Incompetence is not illegal. Despite the nation’s horrifically complex tax code, there is no competency requirement for tax preparers. Doctors, lawyers, financial planners, actuaries, appraisers, contractors, taxi drivers, barbers and beauticians all have to obtain licenses or certifications. In most cases, these professionals have to pass some kind of competency test.
But not tax preparers.
But what’s so complicated about preparing a tax return? With a quick review of the 74,000 pages of federal tax statutes and annotations, anybody can do it.
Well, not necessarily.
In 2006, the Government Accountability Office sent GAO auditors to 19 national tax return preparation chains. Using two carefully designed fact patterns, they had tax preparers prepare returns. Of the 19, 17 computed erroneous refunds with variations of thousands of dollars. Five yielded unwarranted excess refunds of nearly $2,000. Two caused the fake taxpayer to overpay by more than $1,500. In five out of the 10 cases that claimed Earned Income Tax Credit, preparers either failed to ask where the client’s child lived or claimed ineligible children.
The GAO tried again in 2014. Same results: 17 out of 19 wrong.
In 2008, the Treasurer Inspector General for Tax Administration tried the same trick with 12 commercial chains and 16 small shops. All preparers were non-credentialed.
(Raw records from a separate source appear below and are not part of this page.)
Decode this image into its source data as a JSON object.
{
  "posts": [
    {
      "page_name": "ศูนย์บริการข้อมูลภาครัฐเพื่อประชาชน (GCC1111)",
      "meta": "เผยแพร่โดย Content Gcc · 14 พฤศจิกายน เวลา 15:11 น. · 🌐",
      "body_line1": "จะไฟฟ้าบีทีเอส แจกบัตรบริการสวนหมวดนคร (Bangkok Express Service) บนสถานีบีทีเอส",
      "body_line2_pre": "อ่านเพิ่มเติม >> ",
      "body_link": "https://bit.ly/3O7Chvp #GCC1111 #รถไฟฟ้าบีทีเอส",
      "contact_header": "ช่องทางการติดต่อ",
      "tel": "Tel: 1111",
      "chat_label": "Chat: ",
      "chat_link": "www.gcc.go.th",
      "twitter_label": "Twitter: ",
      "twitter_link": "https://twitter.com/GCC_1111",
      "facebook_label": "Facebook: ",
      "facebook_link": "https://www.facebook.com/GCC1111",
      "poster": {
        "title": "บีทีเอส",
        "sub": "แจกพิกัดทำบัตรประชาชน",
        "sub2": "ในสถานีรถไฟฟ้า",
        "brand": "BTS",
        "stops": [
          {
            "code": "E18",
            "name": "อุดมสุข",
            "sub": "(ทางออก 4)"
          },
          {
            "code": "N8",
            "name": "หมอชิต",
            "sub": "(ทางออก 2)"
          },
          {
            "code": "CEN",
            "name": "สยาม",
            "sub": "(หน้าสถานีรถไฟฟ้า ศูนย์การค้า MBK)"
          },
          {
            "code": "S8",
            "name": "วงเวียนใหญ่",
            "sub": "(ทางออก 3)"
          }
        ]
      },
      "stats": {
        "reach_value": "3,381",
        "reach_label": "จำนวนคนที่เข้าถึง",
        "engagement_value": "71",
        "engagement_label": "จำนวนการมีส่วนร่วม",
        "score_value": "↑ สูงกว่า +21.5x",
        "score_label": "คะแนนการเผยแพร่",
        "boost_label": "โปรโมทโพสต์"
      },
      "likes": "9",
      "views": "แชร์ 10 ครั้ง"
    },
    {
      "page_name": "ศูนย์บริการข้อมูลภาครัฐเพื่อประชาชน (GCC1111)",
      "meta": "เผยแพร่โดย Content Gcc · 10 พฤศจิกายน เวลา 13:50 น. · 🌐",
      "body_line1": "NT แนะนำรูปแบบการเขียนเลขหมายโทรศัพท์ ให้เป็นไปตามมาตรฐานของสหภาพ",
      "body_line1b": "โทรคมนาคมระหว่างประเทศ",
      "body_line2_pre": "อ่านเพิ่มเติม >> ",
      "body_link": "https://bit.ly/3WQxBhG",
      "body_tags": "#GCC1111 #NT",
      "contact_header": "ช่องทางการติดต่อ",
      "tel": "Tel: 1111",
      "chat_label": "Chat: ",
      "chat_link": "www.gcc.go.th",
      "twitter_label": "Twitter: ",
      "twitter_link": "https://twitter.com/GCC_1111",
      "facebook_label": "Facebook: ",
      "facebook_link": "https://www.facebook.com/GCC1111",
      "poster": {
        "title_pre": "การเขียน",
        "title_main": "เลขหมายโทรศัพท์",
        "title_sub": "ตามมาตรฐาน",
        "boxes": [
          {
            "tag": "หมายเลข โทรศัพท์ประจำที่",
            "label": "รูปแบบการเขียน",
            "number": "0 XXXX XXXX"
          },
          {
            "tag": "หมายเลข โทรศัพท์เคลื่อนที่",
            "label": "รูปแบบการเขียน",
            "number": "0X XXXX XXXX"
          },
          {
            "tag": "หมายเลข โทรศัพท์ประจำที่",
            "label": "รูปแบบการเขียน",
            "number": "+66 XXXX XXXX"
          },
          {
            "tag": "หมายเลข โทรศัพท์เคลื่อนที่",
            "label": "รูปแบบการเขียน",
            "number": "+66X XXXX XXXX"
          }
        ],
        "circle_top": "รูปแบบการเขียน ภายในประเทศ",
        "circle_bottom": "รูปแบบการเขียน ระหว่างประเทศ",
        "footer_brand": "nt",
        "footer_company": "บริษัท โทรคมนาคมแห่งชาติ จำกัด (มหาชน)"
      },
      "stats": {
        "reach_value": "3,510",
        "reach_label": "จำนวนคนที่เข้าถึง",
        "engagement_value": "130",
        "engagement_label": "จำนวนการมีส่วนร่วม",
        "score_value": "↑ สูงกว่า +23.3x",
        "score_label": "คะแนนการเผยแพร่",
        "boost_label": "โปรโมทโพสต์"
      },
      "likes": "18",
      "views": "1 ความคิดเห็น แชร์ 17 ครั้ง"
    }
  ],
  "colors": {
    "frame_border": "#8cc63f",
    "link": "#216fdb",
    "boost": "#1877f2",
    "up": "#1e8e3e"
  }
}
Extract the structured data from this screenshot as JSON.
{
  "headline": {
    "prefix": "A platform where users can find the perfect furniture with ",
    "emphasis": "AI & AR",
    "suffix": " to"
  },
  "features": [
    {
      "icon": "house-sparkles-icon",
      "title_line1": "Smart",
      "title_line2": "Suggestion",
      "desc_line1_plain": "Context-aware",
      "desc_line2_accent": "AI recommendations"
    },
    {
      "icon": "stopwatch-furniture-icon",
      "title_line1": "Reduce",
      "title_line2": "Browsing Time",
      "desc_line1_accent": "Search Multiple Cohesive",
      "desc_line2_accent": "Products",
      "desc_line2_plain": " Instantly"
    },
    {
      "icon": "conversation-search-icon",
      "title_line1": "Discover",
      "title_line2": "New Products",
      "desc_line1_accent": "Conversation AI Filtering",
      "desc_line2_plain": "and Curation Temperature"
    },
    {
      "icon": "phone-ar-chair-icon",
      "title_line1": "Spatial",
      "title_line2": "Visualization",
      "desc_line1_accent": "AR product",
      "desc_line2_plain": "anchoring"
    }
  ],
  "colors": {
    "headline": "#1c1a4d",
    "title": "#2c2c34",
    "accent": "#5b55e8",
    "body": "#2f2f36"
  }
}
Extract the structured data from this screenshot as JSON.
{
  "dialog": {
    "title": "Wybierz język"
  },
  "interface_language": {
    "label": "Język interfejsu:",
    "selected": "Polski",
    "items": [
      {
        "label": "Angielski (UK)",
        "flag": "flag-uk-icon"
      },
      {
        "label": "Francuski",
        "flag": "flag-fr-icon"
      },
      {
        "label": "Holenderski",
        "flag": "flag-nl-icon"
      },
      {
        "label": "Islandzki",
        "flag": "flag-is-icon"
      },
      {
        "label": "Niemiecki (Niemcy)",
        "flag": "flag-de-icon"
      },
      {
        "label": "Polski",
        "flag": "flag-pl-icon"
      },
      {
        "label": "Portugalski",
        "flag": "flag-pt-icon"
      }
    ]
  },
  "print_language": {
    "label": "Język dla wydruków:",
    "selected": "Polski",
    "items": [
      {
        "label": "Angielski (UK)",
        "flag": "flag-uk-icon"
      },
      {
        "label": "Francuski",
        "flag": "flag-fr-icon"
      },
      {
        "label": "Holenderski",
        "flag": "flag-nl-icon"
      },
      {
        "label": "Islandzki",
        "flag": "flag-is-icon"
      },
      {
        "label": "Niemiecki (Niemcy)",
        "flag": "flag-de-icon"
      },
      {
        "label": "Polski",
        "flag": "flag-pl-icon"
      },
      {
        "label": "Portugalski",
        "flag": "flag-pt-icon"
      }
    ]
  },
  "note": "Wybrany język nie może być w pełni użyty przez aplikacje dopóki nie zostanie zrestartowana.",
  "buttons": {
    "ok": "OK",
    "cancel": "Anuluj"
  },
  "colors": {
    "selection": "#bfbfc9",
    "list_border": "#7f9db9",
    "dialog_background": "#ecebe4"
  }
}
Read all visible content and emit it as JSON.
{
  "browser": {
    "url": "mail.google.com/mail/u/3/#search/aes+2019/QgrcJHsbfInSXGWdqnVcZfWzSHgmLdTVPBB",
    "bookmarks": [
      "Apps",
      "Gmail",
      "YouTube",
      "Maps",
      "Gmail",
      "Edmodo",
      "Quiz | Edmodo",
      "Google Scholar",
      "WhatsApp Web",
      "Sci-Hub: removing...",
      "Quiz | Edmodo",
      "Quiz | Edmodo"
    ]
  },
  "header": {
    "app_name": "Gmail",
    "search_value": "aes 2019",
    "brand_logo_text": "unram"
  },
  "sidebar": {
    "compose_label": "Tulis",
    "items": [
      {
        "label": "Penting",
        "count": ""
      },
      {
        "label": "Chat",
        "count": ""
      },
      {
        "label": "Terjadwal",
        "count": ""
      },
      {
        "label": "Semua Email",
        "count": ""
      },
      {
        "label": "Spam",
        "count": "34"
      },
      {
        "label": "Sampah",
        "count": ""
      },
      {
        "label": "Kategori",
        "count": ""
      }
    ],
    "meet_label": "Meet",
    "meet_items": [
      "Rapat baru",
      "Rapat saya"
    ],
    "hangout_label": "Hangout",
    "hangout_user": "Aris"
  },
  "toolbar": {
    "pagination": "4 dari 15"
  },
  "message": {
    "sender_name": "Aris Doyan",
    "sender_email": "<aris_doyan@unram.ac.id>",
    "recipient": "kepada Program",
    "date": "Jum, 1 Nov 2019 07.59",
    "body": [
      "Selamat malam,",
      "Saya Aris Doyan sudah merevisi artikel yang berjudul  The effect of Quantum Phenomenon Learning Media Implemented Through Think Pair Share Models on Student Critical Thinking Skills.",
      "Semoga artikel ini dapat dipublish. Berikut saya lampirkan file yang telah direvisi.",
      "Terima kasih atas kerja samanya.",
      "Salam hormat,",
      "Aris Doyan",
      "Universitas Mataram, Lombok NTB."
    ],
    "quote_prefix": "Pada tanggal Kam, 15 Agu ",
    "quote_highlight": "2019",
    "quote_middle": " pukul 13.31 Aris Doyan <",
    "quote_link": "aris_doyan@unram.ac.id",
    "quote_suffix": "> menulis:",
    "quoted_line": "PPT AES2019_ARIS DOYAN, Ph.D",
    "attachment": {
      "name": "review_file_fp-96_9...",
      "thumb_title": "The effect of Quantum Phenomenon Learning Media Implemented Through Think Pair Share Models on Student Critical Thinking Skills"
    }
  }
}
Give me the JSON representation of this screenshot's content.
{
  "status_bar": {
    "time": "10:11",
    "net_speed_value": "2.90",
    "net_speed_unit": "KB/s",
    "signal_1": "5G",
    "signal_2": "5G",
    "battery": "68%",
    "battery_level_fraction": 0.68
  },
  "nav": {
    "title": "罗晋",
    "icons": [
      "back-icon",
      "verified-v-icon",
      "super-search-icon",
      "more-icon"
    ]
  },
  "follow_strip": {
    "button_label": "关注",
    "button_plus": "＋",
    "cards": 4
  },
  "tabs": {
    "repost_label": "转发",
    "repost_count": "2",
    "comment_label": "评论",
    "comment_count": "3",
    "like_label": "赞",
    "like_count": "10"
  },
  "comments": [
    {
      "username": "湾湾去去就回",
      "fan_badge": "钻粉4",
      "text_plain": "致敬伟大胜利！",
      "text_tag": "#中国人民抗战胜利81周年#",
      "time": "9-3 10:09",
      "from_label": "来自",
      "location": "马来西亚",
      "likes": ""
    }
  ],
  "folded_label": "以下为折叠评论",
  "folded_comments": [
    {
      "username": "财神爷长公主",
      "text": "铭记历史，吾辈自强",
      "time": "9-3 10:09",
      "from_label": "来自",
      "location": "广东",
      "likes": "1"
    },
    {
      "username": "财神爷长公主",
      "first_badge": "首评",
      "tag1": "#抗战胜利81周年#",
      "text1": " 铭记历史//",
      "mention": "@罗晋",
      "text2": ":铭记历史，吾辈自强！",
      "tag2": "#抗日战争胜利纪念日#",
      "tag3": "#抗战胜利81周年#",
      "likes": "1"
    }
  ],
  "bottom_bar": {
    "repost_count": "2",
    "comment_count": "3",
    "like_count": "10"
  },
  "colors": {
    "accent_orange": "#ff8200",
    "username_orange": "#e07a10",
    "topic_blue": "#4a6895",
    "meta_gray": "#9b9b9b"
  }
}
Sixty-one percent did the job wrong, and not one exercised due diligence in EITC claims.
The IRS and the National Taxpayer Advocate (an internal but independent agency within the IRS) say this has to change. If our byzantine tax system is to work, tax preparers need to be competent and certified.
In 2009, the IRS commissioner concluded that the IRS had the authority to impose minimum standards. After all due public discussion and exposure, it started to implement a competency regime.
Alas, the good intentions did not pass court muster. A U.S. District Court rejected the IRS’s legal position, concluding that the Service could not impose standards without statutory authorization.
Not quite yet. In 2018, a bipartisan Senate bill attempted to establish and enforce minimum standards, but it wasn’t passed. In 2019, the Senate tried again, and the House tried again, but neither made it to the president’s desk.
Competence, ethics and professionalism will become even more important if the IRS proceeds with plans to give preparers access to taxpayer information through online accounts. Do we want fake tax preparers looking at confidential taxpayer information?
Granted, competency certification would not ensure ethical behavior. But making the effort to earn certification and then pursue continued education would, like CPA Trendlines membership, demonstrate a commitment to professionalism. Certified preparers would recognize their responsibility and their essential role in the U.S. tax system. And they’d have a little more to lose if they engaged in misconduct.
The solution is not difficult. Congress can amend Title 31, § 330 of the U.S. code to authorize the Secretary of the Treasury to establish minimum standards for federal tax return preparers. Easy enough.
Enter Congress … please.